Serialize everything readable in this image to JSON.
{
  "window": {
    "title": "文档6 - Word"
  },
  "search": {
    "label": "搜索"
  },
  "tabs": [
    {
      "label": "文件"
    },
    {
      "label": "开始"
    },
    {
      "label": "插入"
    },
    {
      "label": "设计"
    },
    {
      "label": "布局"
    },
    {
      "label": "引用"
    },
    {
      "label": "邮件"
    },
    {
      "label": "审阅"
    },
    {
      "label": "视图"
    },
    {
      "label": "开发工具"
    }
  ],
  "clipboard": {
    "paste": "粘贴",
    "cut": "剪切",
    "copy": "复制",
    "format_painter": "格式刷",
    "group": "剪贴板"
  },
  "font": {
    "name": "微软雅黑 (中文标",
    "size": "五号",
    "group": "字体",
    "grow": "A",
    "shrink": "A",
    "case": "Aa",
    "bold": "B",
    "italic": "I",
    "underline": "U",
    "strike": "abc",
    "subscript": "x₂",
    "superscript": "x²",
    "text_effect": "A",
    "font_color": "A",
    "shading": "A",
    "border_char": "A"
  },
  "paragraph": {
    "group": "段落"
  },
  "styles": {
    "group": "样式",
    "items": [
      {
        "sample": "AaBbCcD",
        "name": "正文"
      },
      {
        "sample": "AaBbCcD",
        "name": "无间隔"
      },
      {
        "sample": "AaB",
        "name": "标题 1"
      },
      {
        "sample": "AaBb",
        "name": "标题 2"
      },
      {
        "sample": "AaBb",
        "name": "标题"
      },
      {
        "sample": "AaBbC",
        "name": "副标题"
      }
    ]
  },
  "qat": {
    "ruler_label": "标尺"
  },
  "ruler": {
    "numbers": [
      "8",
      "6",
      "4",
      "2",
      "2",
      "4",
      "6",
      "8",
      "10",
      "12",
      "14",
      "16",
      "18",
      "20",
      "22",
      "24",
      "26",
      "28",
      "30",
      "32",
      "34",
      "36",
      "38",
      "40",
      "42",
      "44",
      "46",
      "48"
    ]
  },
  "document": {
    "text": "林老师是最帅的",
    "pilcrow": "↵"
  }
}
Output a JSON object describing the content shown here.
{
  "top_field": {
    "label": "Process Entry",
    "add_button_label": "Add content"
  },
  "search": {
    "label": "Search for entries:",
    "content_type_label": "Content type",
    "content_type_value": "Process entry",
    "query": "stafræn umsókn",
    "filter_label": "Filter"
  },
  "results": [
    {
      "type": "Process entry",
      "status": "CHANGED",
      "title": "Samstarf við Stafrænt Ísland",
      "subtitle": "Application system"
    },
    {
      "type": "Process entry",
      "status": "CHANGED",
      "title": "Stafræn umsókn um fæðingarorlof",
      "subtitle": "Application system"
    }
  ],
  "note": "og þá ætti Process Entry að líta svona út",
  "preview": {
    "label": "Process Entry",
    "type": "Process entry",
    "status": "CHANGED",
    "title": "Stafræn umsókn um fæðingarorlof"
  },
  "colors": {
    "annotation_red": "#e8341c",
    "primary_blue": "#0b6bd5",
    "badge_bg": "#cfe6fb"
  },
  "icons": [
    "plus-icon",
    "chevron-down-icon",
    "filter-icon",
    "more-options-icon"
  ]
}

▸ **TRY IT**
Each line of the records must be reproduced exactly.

▸ **SOLUTION TO THE PROBLEM**
Serialize everything readable in this image to JSON.
{
  "window": {
    "title": "文档6 - Word"
  },
  "search": {
    "label": "搜索"
  },
  "tabs": [
    {
      "label": "文件"
    },
    {
      "label": "开始"
    },
    {
      "label": "插入"
    },
    {
      "label": "设计"
    },
    {
      "label": "布局"
    },
    {
      "label": "引用"
    },
    {
      "label": "邮件"
    },
    {
      "label": "审阅"
    },
    {
      "label": "视图"
    },
    {
      "label": "开发工具"
    }
  ],
  "clipboard": {
    "paste": "粘贴",
    "cut": "剪切",
    "copy": "复制",
    "format_painter": "格式刷",
    "group": "剪贴板"
  },
  "font": {
    "name": "微软雅黑 (中文标",
    "size": "五号",
    "group": "字体",
    "grow": "A",
    "shrink": "A",
    "case": "Aa",
    "bold": "B",
    "italic": "I",
    "underline": "U",
    "strike": "abc",
    "subscript": "x₂",
    "superscript": "x²",
    "text_effect": "A",
    "font_color": "A",
    "shading": "A",
    "border_char": "A"
  },
  "paragraph": {
    "group": "段落"
  },
  "styles": {
    "group": "样式",
    "items": [
      {
        "sample": "AaBbCcD",
        "name": "正文"
      },
      {
        "sample": "AaBbCcD",
        "name": "无间隔"
      },
      {
        "sample": "AaB",
        "name": "标题 1"
      },
      {
        "sample": "AaBb",
        "name": "标题 2"
      },
      {
        "sample": "AaBb",
        "name": "标题"
      },
      {
        "sample": "AaBbC",
        "name": "副标题"
      }
    ]
  },
  "qat": {
    "ruler_label": "标尺"
  },
  "ruler": {
    "numbers": [
      "8",
      "6",
      "4",
      "2",
      "2",
      "4",
      "6",
      "8",
      "10",
      "12",
      "14",
      "16",
      "18",
      "20",
      "22",
      "24",
      "26",
      "28",
      "30",
      "32",
      "34",
      "36",
      "38",
      "40",
      "42",
      "44",
      "46",
      "48"
    ]
  },
  "document": {
    "text": "林老师是最帅的",
    "pilcrow": "↵"
  }
}
Output a JSON object describing the content shown here.
{
  "top_field": {
    "label": "Process Entry",
    "add_button_label": "Add content"
  },
  "search": {
    "label": "Search for entries:",
    "content_type_label": "Content type",
    "content_type_value": "Process entry",
    "query": "stafræn umsókn",
    "filter_label": "Filter"
  },
  "results": [
    {
      "type": "Process entry",
      "status": "CHANGED",
      "title": "Samstarf við Stafrænt Ísland",
      "subtitle": "Application system"
    },
    {
      "type": "Process entry",
      "status": "CHANGED",
      "title": "Stafræn umsókn um fæðingarorlof",
      "subtitle": "Application system"
    }
  ],
  "note": "og þá ætti Process Entry að líta svona út",
  "preview": {
    "label": "Process Entry",
    "type": "Process entry",
    "status": "CHANGED",
    "title": "Stafræn umsókn um fæðingarorlof"
  },
  "colors": {
    "annotation_red": "#e8341c",
    "primary_blue": "#0b6bd5",
    "badge_bg": "#cfe6fb"
  },
  "icons": [
    "plus-icon",
    "chevron-down-icon",
    "filter-icon",
    "more-options-icon"
  ]
}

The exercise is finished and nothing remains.